John’s Note: With bow deer season getting ready to start in some states, remember that no matter how good a bowhunter you already are, this fun quiz can make you even better.
(a) come down from the tree and look for blood;
(b) stay in the tree and wait for 15-20 minutes for the deer to run off, lie down and die;
(c) come down the tree, look for blood and wait there 15-20 minutes before he starts trailing;
(d) immediately shoot an arrow into the ground where the deer was standing when the hunter arrowed it.
Answer: The correct answer is (d) immediately shoot an arrow into the ground where the deer was standing when the hunter arrowed it. To begin trailing and tracking a deer, the hunter must have a point of reference on the ground about the deer’s direction of flight. From a tree stand, landmarks appear differently than they do from the ground. The wise bowman will send a shaft to mark the spot where the deer has been arrowed. Then when the archer arrives on the ground, he has a point at which to begin his search. Sometimes if you sit in a tree stand and wait to start looking for the deer, your mind may play tricks on you. You’ll begin to think, “Was the deer standing by this bush or that bush when I shot him?” But by sticking an arrow in the ground, you know for certain where to begin looking for the deer.
12) If you have shot at a deer and found no blood for the first 50 yards, then you reasonably can assume that you’ve missed the animal. True or False?
Answer: False. I’ve trailed deer for 200- or 300-yards before without seeing or locating any blood and still recovered the animal. There are many reasons why a deer doesn’t leave a blood trail, even if it is mortally wounded. Oftentimes trophy deer are left in the woods, because hunters rely solely on blood trails to let them know whether they have hit or missed deer. The best rule of thumb is to always assume that you have arrowed the deer at which you shot. I’d rather search for a deer for a mile and not find him than risk losing an animal I could have recovered.
13) If you’ve been following a blood trail for 1/2-mile, and suddenly, the trail ends, you should assume the deer isn’t mortally wounded after scouting around for a few minutes. True or False?
Answer: False. When the blood trail ends – if the deer has been losing a lot of blood – you often will discover the deer within 100 yards of the end of the trail. Since usually a wounded deer will hunt heavy cover to lie down in, search in downed treetops, briar thickets or deep sage.
To get John E. Phillips Kindle books, “How to Hunt Deer Up Close: With Bows, Rifles, Muzzleloaders and Crossbows,” “Bowhunting Deer: The Secrets of the PSE Pros” or “Jim Crumley’s Secrets of Bowhunting Deer,” click here.
About the Author

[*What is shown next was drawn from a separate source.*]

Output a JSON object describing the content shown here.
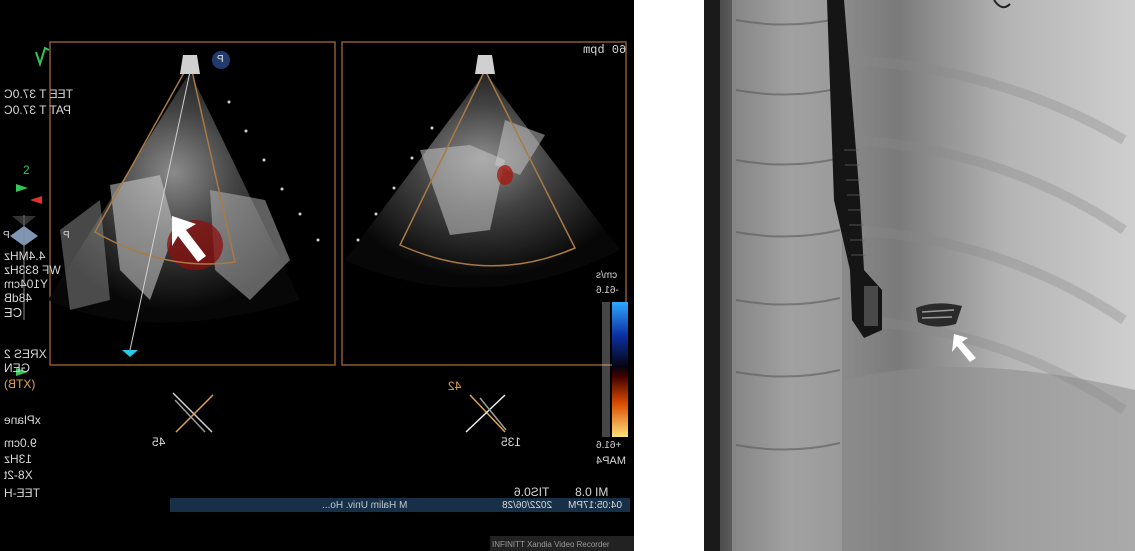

John Phillips, winner of the 2012 Homer Circle Fishing Award for outstanding fishing writer by the American Sportfishing Association (AMA) and the Professional Outdoor Media Association (POMA), the 2008 Crossbow Communicator of the year and the 2007 Legendary Communicator chosen for induction into the National Fresh Water Hall of Fame, is a freelance writer (over 6,000 magazine articles for about 100 magazines and several thousand newspaper columns published), magazine editor, photographer for print media as well as industry catalogues (over 25,000 photos published), lecturer, outdoor consultant, marketing consultant, book author and daily internet content provider with an overview of the outdoors.